M-tIt made sense for me to write about it because I was having [See Gri grilled cheese is such a blank slate. It can be as simple or as evolved as you want it to be.M-v

The cookbooks arrive just as comfort foods M-y grilled cheese in particular M-y are getting a makeover and moving onto center stage. Say Cheese, a New York restaurant dedicated to the concept of the grilled cheese, has a mention in SpielerM-Fs book. And, she says, her book has inspired an acquaintance to consider opening a grilled-cheese restaurant in New Jersey as well.

While many of these sandwich recipes might not resemble the grilled cheese you remember, Werlin does include a recipe for what she calls M-tthe best grilled cheese,M-v made with grated cheddar cheese and sourdough bread and grilled in butter.

M-tI couldnM-Ft bear to have a grilledcheese book without the recipe that is so fundamental to the American experience,M-v she said.

Likewise, Spieler includes a recipe for her Auntie StelliM-Fs open-faced grilled cheese with dill pickle in her book, Grilled Cheese: 50 Recipes to Make You Melt (Chronicle Books, 2004, $16.95).

Both authors remember the grilled cheese as the first food they were able to cook themselves.

M-tAnd I could use as much butter as I wanted,M-v said Werlin. M-tIt was fun and they were great.M-v

How times have changed.

More and more artisan breads are easily available to replace the spongy white breads of the past. And most grocery stores have a good assortment of strong, f lavorful cheeses, although nothing melts as easily and as thoroughly as the Velveeta many of us grew up eating.

M-tAfter that, the sky is the limit,M-v says Werlin. M-tWhatever is fresh and available, whatever you feel like trying.M-v

M-tMy daughter thought all grilledcheese sandwiches had chilies and garlic,M-v said Spieler.

M-tWe were always making such interesting ones. And because it is the grilled cheese, you can do anything because it isnM-Ft taken seriously.M-v

Spieler lives in Hampshire, England, where the English love their M-ttoastiesM-v as God made them: toasted bread and melted cheese with perhaps a Branson pickle.

You can almost see Agatha ChristieM-Fs Miss Marple heating hers in a metal press against the parlor fire.
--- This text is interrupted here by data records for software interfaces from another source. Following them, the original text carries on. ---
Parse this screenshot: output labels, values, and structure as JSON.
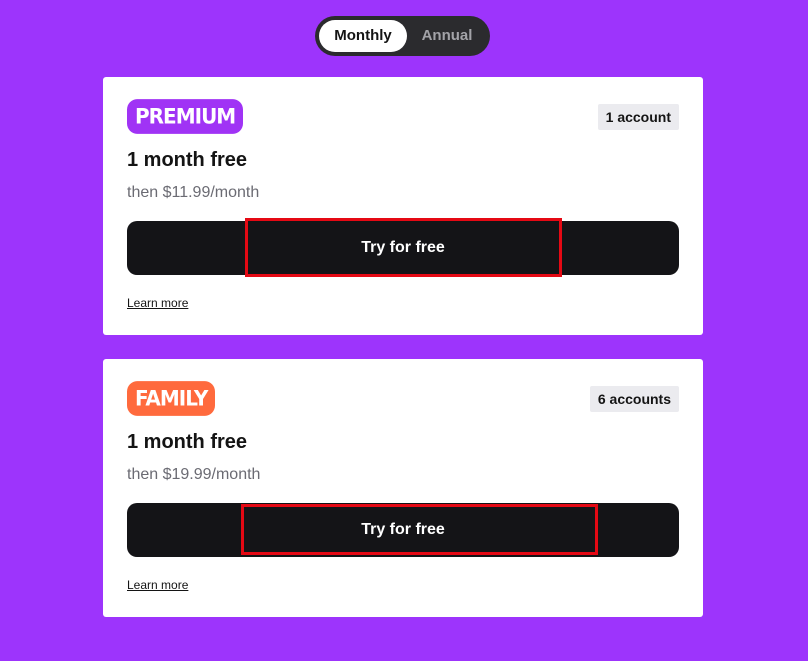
{
  "toggle": {
    "monthly_label": "Monthly",
    "annual_label": "Annual",
    "selected": "Monthly"
  },
  "plans": [
    {
      "badge": "PREMIUM",
      "badge_color": "#a033f5",
      "accounts": "1 account",
      "headline": "1 month free",
      "price": "then $11.99/month",
      "cta": "Try for free",
      "learn_more": "Learn more"
    },
    {
      "badge": "FAMILY",
      "badge_color": "#ff6a3d",
      "accounts": "6 accounts",
      "headline": "1 month free",
      "price": "then $19.99/month",
      "cta": "Try for free",
      "learn_more": "Learn more"
    }
  ],
  "colors": {
    "background": "#9d34fc",
    "button": "#141417",
    "highlight": "#e50914"
  }
}
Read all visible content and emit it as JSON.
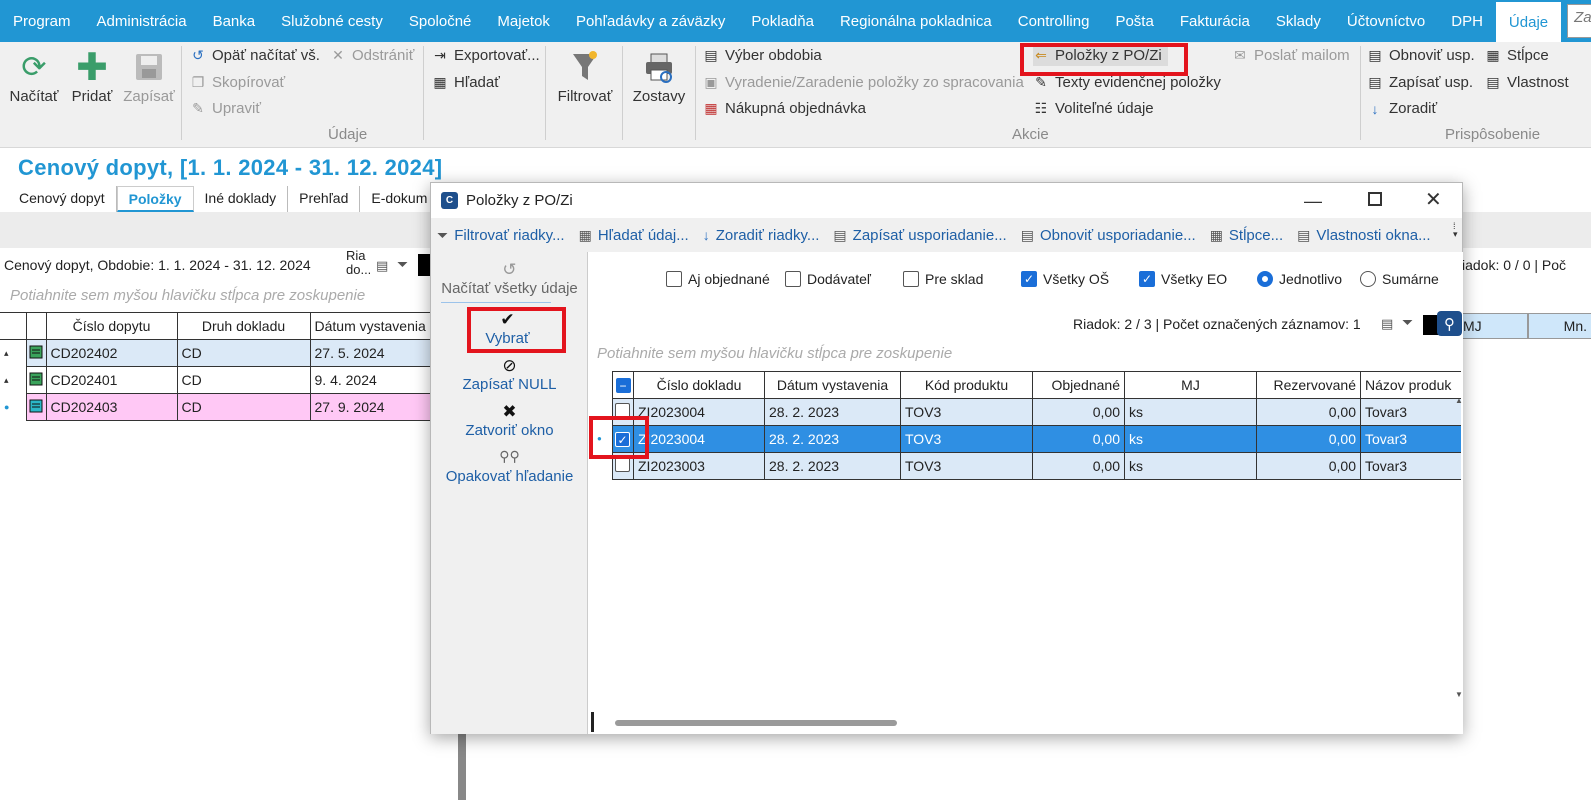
{
  "menu": {
    "items": [
      "Program",
      "Administrácia",
      "Banka",
      "Služobné cesty",
      "Spoločné",
      "Majetok",
      "Pohľadávky a záväzky",
      "Pokladňa",
      "Regionálna pokladnica",
      "Controlling",
      "Pošta",
      "Fakturácia",
      "Sklady",
      "Účtovníctvo",
      "DPH",
      "Údaje"
    ],
    "search_placeholder": "Zad"
  },
  "ribbon": {
    "nacitat": "Načítať",
    "pridat": "Pridať",
    "zapisat": "Zapísať",
    "opat_nacitat": "Opäť načítať vš.",
    "odstranit": "Odstrániť",
    "skopirovat": "Skopírovať",
    "upravit": "Upraviť",
    "exportovat": "Exportovať...",
    "hladat": "Hľadať",
    "filtrovat": "Filtrovať",
    "zostavy": "Zostavy",
    "vyber_obdobia": "Výber obdobia",
    "vyradenie": "Vyradenie/Zaradenie položky zo spracovania",
    "nakupna": "Nákupná objednávka",
    "polozky_po_zi": "Položky z PO/Zi",
    "texty": "Texty evidenčnej položky",
    "volitelne": "Voliteľné údaje",
    "poslat": "Poslať mailom",
    "obnovit_usp": "Obnoviť usp.",
    "zapisat_usp": "Zapísať usp.",
    "zoradit": "Zoradiť",
    "stlpce": "Stĺpce",
    "vlastnosti": "Vlastnost",
    "group_udaje": "Údaje",
    "group_akcie": "Akcie",
    "group_prisposobenie": "Prispôsobenie"
  },
  "page": {
    "title": "Cenový dopyt,  [1. 1. 2024 - 31. 12. 2024]",
    "tabs": [
      "Cenový dopyt",
      "Položky",
      "Iné doklady",
      "Prehľad",
      "E-dokum"
    ],
    "subheader": "Cenový dopyt, Obdobie: 1. 1. 2024 - 31. 12. 2024",
    "small_label": "Ria do...",
    "group_hint": "Potiahnite sem myšou hlavičku stĺpca pre zoskupenie",
    "table_headers": [
      "Číslo dopytu",
      "Druh dokladu",
      "Dátum vystavenia"
    ],
    "rows": [
      [
        "CD202402",
        "CD",
        "27. 5. 2024"
      ],
      [
        "CD202401",
        "CD",
        "9. 4. 2024"
      ],
      [
        "CD202403",
        "CD",
        "27. 9. 2024"
      ]
    ],
    "right_info": "iadok: 0 / 0 | Poč",
    "right_cols": [
      "MJ",
      "Mn."
    ]
  },
  "dialog": {
    "title": "Položky z PO/Zi",
    "toolbar": [
      "Filtrovať riadky...",
      "Hľadať údaj...",
      "Zoradiť riadky...",
      "Zapísať usporiadanie...",
      "Obnoviť usporiadanie...",
      "Stĺpce...",
      "Vlastnosti okna..."
    ],
    "left": {
      "nacitat_vsetky": "Načítať všetky údaje",
      "vybrat": "Vybrať",
      "zapisat_null": "Zapísať NULL",
      "zatvorit": "Zatvoriť okno",
      "opakovat": "Opakovať hľadanie"
    },
    "options": {
      "aj_objednane": "Aj objednané",
      "dodavatel": "Dodávateľ",
      "pre_sklad": "Pre sklad",
      "vsetky_os": "Všetky OŠ",
      "vsetky_eo": "Všetky EO",
      "jednotlivo": "Jednotlivo",
      "sumarne": "Sumárne"
    },
    "status": "Riadok: 2 / 3 | Počet označených záznamov: 1",
    "group_hint": "Potiahnite sem myšou hlavičku stĺpca pre zoskupenie",
    "headers": [
      "Číslo dokladu",
      "Dátum vystavenia",
      "Kód produktu",
      "Objednané",
      "MJ",
      "Rezervované",
      "Názov produk"
    ],
    "rows": [
      [
        "ZI2023004",
        "28. 2. 2023",
        "TOV3",
        "0,00",
        "ks",
        "0,00",
        "Tovar3"
      ],
      [
        "ZI2023004",
        "28. 2. 2023",
        "TOV3",
        "0,00",
        "ks",
        "0,00",
        "Tovar3"
      ],
      [
        "ZI2023003",
        "28. 2. 2023",
        "TOV3",
        "0,00",
        "ks",
        "0,00",
        "Tovar3"
      ]
    ]
  },
  "colors": {
    "accent": "#2196d3",
    "selected_row": "#2f8fe3",
    "highlight_box": "#e3141d",
    "pink_row": "#ffc8f5",
    "row_blue": "#dbe9f7"
  }
}
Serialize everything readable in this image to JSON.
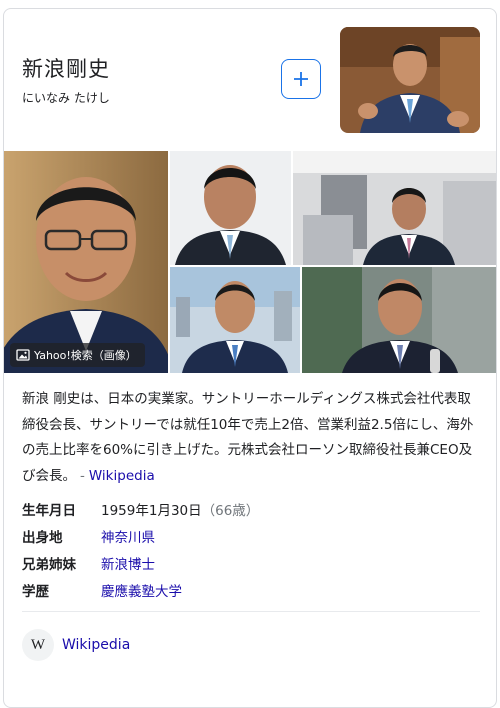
{
  "header": {
    "name": "新浪剛史",
    "reading": "にいなみ たけし",
    "add_icon": "plus-icon"
  },
  "images": {
    "badge_label": "Yahoo!検索（画像）",
    "badge_icon": "image-icon"
  },
  "description": {
    "text": "新浪 剛史は、日本の実業家。サントリーホールディングス株式会社代表取締役会長、サントリーでは就任10年で売上2倍、営業利益2.5倍にし、海外の売上比率を60%に引き上げた。元株式会社ローソン取締役社長兼CEO及び会長。",
    "dash": "-",
    "source": "Wikipedia"
  },
  "facts": [
    {
      "key": "生年月日",
      "value": "1959年1月30日",
      "extra": "（66歳）",
      "link": false
    },
    {
      "key": "出身地",
      "value": "神奈川県",
      "extra": "",
      "link": true
    },
    {
      "key": "兄弟姉妹",
      "value": "新浪博士",
      "extra": "",
      "link": true
    },
    {
      "key": "学歴",
      "value": "慶應義塾大学",
      "extra": "",
      "link": true
    }
  ],
  "source_link": {
    "icon_letter": "W",
    "label": "Wikipedia"
  },
  "colors": {
    "link": "#1a0dab",
    "accent": "#1a73e8",
    "border": "#dadce0"
  }
}
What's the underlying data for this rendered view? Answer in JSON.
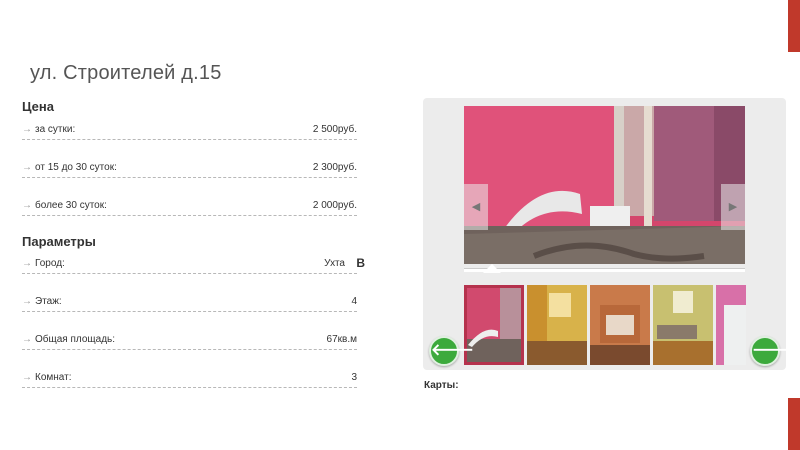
{
  "address": "ул. Строителей д.15",
  "price": {
    "title": "Цена",
    "rows": [
      {
        "label": "за сутки:",
        "value": "2 500руб."
      },
      {
        "label": "от 15 до 30 суток:",
        "value": "2 300руб."
      },
      {
        "label": "более 30 суток:",
        "value": "2 000руб."
      }
    ]
  },
  "params": {
    "title": "Параметры",
    "rows": [
      {
        "label": "Город:",
        "value": "Ухта",
        "value_suffix": "В"
      },
      {
        "label": "Этаж:",
        "value": "4"
      },
      {
        "label": "Общая площадь:",
        "value": "67кв.м"
      },
      {
        "label": "Комнат:",
        "value": "3"
      }
    ]
  },
  "gallery": {
    "prev_icon": "◀",
    "next_icon": "▶",
    "prev_thumbs_icon": "🡐",
    "next_thumbs_icon": "🡒"
  },
  "maps_label": "Карты:",
  "colors": {
    "accent": "#c0392b",
    "nav_green": "#3caa3c"
  }
}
But grilled-cheese sandwiches have become more sophisticated, and so has the method of cooking one.

The panini grill has become common in well-equipped American kitchens and Werlin includes instructions on how to grill every recipe on a sandwich maker, as well as on a gas grill. But Spieler likes doing it the old-fashioned way: on the stove top with a good nonstick fry pan and a spatula to compress the sandwich and make it crispy.

M-tItM-Fs true that the panini is simpler,M-v she said. M-tAnd it allows you to use less butter and oil. But I like the flavor better my way.M-v

Whatever the method for making it, you know the little sandwich has come far when you can serve it for every course.

SpielerM-Fs favorite hors dM-Foeuvres are little Roquefort sandwiches grilled on thin slices of baguette and served with a gingered beet marmalade. With fresh watercress to balance it all, she writes, it can serve as a first course or a light lunch.

For breakfast, Spieler offers a recipe for French toast stuffed with strawberries and cream cheese, while Werlin includes the recipe for a cheesy M-tgashouseM-v egg sandwich.

How about hot goat-cheesetopped toasts on a bed of mixed greens in walnut vinaigrette? ThatM-Fs one of several grilled-cheese salads in SpielerM-Fs book.

Werlin, who lives in San Francisco and writes about cheese for the Los Angeles Times Syndicate, offers a chocolate-hazelnut-and-goat-cheese melt on country white bread as a dessert sandwich. And she includes a recipe for goat cheese and raspberries on brioche M-y perfect for dessert or brunch, she said.

Baltimore Sun Articles
|
|
|
Please note the green-lined linked article text has been applied commercially without any involvement from our newsroom editors, reporters or any other editorial staff.